Due to being in this class, this painting and the one I am working on now will be in an upcoming group exhibit at a very lovely restaurant here in Albuquerque. This is a busy time in New Mexico because the weather is quite wonderful—sunny and a little cool. The exhibit will run from October 1 – December 30, 2016.

Also each October the International Hot Air Balloon Show is held here and Albuquerque is packed with tourists for at least a week. It is a good time to be in an art exhibit.

And my current painting which will also be in the exhibit is an abstract in hues of orange and magenta! It is not green. It does not remind me of Ireland. I purposely left all my greens and blues at home the day of the class. I just took reds, yellow and magenta. It seems a bit shocking to me at the moment. We will see how I finish it.

Impasto Paint and My Big Palette Knife

If you read my post from last week, you know that I started taking an abstract painting class. Part of the class includes critique, so students can bring in pieces that they are working on for feedback from the teacher. Also, at the end of the class we all got together and critiqued each other’s work.

It was a very helpful process especially to be able to bring my work and say “what does this need.” Fortunately, the piece that was on my post last week got good feedback from the teacher.

She said it was almost finished and just need two swipes of thicker paint, almost like an impasto. I like to paint thickly especially with my palette knife. I am now trying a very large palette knife about 2 1/2 inches wide and 6 inches long. Needless to say, it can cover a lot of canvas.

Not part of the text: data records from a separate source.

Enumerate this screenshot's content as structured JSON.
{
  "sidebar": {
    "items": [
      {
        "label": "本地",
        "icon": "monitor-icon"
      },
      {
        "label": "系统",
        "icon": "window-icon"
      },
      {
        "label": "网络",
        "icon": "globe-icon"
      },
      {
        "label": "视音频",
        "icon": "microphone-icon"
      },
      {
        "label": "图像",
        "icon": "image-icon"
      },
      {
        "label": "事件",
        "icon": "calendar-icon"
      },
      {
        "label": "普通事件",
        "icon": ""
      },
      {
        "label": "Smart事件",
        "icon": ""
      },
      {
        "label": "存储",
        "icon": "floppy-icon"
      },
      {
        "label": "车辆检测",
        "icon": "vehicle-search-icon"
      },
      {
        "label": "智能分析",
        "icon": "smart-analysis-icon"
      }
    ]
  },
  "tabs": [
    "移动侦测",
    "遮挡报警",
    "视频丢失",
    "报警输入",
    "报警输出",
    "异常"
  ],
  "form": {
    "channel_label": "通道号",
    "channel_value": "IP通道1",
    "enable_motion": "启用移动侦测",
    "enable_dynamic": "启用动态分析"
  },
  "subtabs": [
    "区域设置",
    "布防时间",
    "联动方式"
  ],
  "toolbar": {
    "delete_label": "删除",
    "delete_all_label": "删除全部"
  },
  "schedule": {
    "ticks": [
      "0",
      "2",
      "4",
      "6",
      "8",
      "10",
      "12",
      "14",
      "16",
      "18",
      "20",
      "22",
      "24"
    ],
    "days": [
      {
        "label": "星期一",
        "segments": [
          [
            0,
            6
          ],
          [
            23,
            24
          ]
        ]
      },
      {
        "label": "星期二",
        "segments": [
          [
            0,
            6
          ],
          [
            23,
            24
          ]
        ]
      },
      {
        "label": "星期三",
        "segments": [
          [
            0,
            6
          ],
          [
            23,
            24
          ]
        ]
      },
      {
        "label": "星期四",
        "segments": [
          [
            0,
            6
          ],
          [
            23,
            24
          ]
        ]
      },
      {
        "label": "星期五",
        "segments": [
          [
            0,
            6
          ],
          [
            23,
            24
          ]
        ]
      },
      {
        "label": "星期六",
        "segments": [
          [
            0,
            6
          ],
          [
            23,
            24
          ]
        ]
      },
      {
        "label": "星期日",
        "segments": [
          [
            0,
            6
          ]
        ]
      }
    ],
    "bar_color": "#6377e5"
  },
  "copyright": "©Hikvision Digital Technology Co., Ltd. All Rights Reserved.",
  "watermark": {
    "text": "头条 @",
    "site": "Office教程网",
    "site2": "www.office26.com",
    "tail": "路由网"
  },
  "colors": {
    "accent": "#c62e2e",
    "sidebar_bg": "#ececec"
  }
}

She suggested that it be in the same color as what was already on the canvas. That was not too difficult a challenge except mixing paint to the exact color as I did several days previously, always takes patience.

Painting showing impasto paint

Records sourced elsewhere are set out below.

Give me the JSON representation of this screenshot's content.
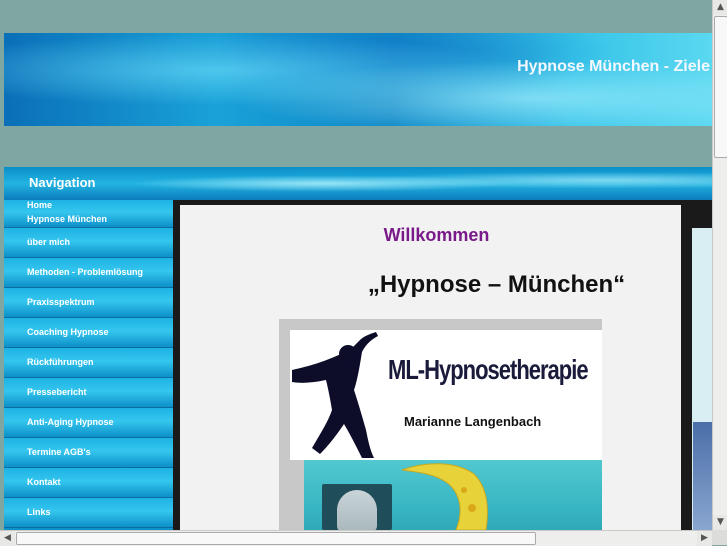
{
  "header": {
    "title": "Hypnose München - Ziele"
  },
  "nav": {
    "title": "Navigation",
    "items": [
      "Home",
      "Hypnose München",
      "über mich",
      "Methoden - Problemlösung",
      "Praxisspektrum",
      "Coaching Hypnose",
      "Rückführungen",
      "Pressebericht",
      "Anti-Aging Hypnose",
      "Termine AGB's",
      "Kontakt",
      "Links"
    ]
  },
  "content": {
    "welcome": "Willkommen",
    "headline": "„Hypnose – München“",
    "logo_title": "ML-Hypnosetherapie",
    "logo_subtitle": "Marianne Langenbach"
  },
  "colors": {
    "background": "#7fa6a0",
    "welcome_text": "#7a1a8a",
    "nav_blue": "#1eb2e4"
  },
  "icons": [
    "scroll-up-icon",
    "scroll-down-icon",
    "scroll-left-icon",
    "scroll-right-icon"
  ]
}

The Nature of Water and Air, acrylic on canvas, 24 x 30 x 1.5 inches. Ann Hart Marquis

I also started a new painting in class that I almost completely painted over once I got home. I was trying to follow her discussion and suggestions without listening to how I wanted to paint.

Next week, I think that I can incorporate her suggestions and still stay true to myself.

Artist Critique Group

If you read my blog with any kind of regularity, you know that I sometimes think a painting is finished, live with it awhile and then decide that it has some kind of major problem. I have just come to the point on the painting below that it is time to just stop and take a long look at it before proceeding.

Ann Hart Marquis painting for artist critique group

Untitled- Ireland, acrylic on canvas, 24x30x1.5 inches. ©Ann Hart Marquis

Fortunately, next week I start an abstract painting class where I can work on what I want including getting feedback from the teacher Janet Bothne. If I feel stuck or think that I don’t know what to do next, I can get advice. So this class sounds perfect for me.

In addition, this class includes a critique time with the whole class where I can get or give feedback. I have been looking for an artist critique group for several years. I am excited about the idea that other people will be giving me opinions about my work.

I have friends who do not like to have their work critiqued. According to artist and blogger Sharon Hicks,Some artists cringe at the mere thought of having their work critiqued. The very word ‘critique’ is based on the word ‘criticism’, and in our culture that word has taken on a negative connotation, since to criticize something usually means to point out its faults.”

According to the dictionary, however, the word critic derives from the idea of someone who judges, evaluates, or analyzes literary or artistic works, dramatic or musical performances. To me this is a neutral statement. Ideally a critic can give both positive and negative responses. It relates to the idea of useful criticism.

For me, good and useful criticism  serves one purpose: to give the creator of the work more perspective and help them make their next set of choices. I like the idea of having a set of choices.

I am also open to critique right now. If anyone has ideas of where this painting needs to go next, I would be delighted to hear them.